When you copy the material below, keep every line exact and leave each picture out.

:: GIVEN DATA

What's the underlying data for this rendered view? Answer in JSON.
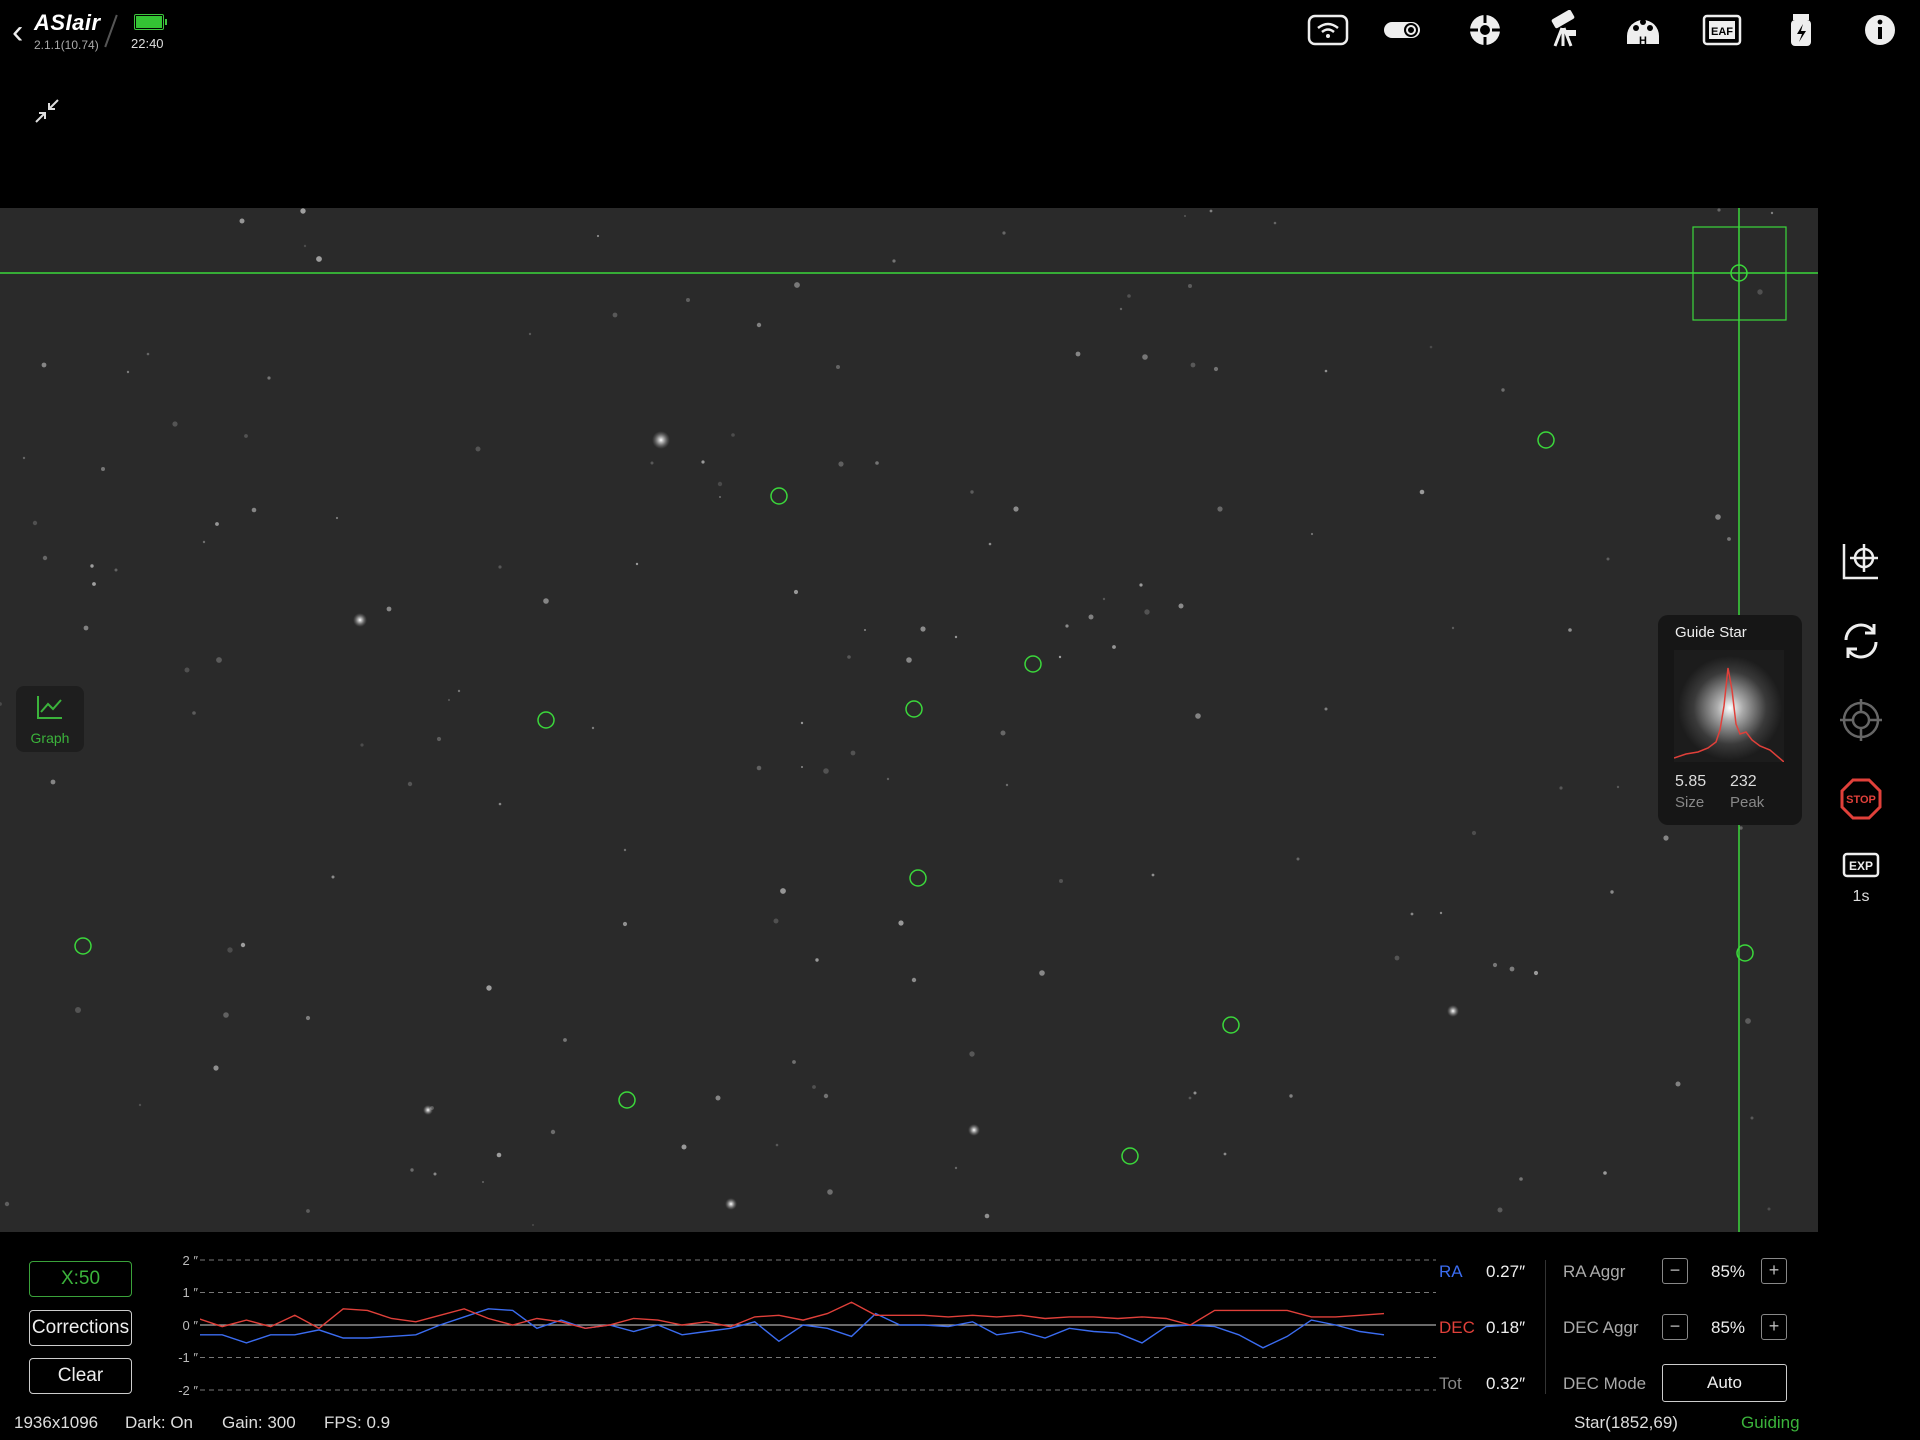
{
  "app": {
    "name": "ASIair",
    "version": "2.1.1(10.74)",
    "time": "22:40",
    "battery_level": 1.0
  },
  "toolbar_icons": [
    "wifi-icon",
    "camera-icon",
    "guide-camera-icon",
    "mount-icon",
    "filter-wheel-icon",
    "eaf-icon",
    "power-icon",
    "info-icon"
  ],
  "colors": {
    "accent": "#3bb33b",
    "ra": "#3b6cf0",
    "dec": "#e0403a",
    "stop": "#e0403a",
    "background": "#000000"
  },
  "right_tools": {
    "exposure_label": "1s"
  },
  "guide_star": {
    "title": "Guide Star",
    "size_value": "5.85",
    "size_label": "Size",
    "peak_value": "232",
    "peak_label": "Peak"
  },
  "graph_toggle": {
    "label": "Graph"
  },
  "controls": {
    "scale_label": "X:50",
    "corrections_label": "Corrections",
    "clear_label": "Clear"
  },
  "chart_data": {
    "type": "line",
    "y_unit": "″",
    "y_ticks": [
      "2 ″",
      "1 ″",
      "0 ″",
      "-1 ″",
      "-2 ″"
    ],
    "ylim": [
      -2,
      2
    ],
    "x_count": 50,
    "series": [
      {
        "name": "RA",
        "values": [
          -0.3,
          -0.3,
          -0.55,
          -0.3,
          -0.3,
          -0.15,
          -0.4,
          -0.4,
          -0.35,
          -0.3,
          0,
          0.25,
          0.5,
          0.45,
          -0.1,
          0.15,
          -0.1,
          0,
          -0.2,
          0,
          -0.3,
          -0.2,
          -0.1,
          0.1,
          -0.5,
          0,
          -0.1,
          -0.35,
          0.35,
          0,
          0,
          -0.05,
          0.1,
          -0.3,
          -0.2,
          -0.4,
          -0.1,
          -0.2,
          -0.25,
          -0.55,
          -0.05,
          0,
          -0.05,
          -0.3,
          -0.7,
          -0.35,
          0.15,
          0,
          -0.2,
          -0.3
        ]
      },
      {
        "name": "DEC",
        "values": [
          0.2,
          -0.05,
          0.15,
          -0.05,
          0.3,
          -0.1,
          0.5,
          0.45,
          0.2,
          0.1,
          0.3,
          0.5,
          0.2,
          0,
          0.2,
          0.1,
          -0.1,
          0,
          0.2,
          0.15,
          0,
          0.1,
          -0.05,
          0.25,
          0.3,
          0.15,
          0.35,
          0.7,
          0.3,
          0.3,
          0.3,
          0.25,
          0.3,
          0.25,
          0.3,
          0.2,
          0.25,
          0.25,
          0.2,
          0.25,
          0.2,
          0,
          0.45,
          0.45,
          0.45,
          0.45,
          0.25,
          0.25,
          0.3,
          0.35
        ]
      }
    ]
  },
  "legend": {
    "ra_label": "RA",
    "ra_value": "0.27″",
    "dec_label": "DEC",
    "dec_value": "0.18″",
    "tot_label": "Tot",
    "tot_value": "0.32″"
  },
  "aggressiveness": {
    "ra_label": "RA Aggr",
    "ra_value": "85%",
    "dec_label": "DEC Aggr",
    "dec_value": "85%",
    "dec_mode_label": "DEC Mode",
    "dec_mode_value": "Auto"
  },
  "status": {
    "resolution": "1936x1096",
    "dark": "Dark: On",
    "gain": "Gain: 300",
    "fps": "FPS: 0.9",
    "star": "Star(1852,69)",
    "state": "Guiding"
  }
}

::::

> RESULT OF THE TASK
What's the underlying data for this rendered view? Answer in JSON.
{
  "app": {
    "name": "ASIair",
    "version": "2.1.1(10.74)",
    "time": "22:40",
    "battery_level": 1.0
  },
  "toolbar_icons": [
    "wifi-icon",
    "camera-icon",
    "guide-camera-icon",
    "mount-icon",
    "filter-wheel-icon",
    "eaf-icon",
    "power-icon",
    "info-icon"
  ],
  "colors": {
    "accent": "#3bb33b",
    "ra": "#3b6cf0",
    "dec": "#e0403a",
    "stop": "#e0403a",
    "background": "#000000"
  },
  "right_tools": {
    "exposure_label": "1s"
  },
  "guide_star": {
    "title": "Guide Star",
    "size_value": "5.85",
    "size_label": "Size",
    "peak_value": "232",
    "peak_label": "Peak"
  },
  "graph_toggle": {
    "label": "Graph"
  },
  "controls": {
    "scale_label": "X:50",
    "corrections_label": "Corrections",
    "clear_label": "Clear"
  },
  "chart_data": {
    "type": "line",
    "y_unit": "″",
    "y_ticks": [
      "2 ″",
      "1 ″",
      "0 ″",
      "-1 ″",
      "-2 ″"
    ],
    "ylim": [
      -2,
      2
    ],
    "x_count": 50,
    "series": [
      {
        "name": "RA",
        "values": [
          -0.3,
          -0.3,
          -0.55,
          -0.3,
          -0.3,
          -0.15,
          -0.4,
          -0.4,
          -0.35,
          -0.3,
          0,
          0.25,
          0.5,
          0.45,
          -0.1,
          0.15,
          -0.1,
          0,
          -0.2,
          0,
          -0.3,
          -0.2,
          -0.1,
          0.1,
          -0.5,
          0,
          -0.1,
          -0.35,
          0.35,
          0,
          0,
          -0.05,
          0.1,
          -0.3,
          -0.2,
          -0.4,
          -0.1,
          -0.2,
          -0.25,
          -0.55,
          -0.05,
          0,
          -0.05,
          -0.3,
          -0.7,
          -0.35,
          0.15,
          0,
          -0.2,
          -0.3
        ]
      },
      {
        "name": "DEC",
        "values": [
          0.2,
          -0.05,
          0.15,
          -0.05,
          0.3,
          -0.1,
          0.5,
          0.45,
          0.2,
          0.1,
          0.3,
          0.5,
          0.2,
          0,
          0.2,
          0.1,
          -0.1,
          0,
          0.2,
          0.15,
          0,
          0.1,
          -0.05,
          0.25,
          0.3,
          0.15,
          0.35,
          0.7,
          0.3,
          0.3,
          0.3,
          0.25,
          0.3,
          0.25,
          0.3,
          0.2,
          0.25,
          0.25,
          0.2,
          0.25,
          0.2,
          0,
          0.45,
          0.45,
          0.45,
          0.45,
          0.25,
          0.25,
          0.3,
          0.35
        ]
      }
    ]
  },
  "legend": {
    "ra_label": "RA",
    "ra_value": "0.27″",
    "dec_label": "DEC",
    "dec_value": "0.18″",
    "tot_label": "Tot",
    "tot_value": "0.32″"
  },
  "aggressiveness": {
    "ra_label": "RA Aggr",
    "ra_value": "85%",
    "dec_label": "DEC Aggr",
    "dec_value": "85%",
    "dec_mode_label": "DEC Mode",
    "dec_mode_value": "Auto"
  },
  "status": {
    "resolution": "1936x1096",
    "dark": "Dark: On",
    "gain": "Gain: 300",
    "fps": "FPS: 0.9",
    "star": "Star(1852,69)",
    "state": "Guiding"
  }
}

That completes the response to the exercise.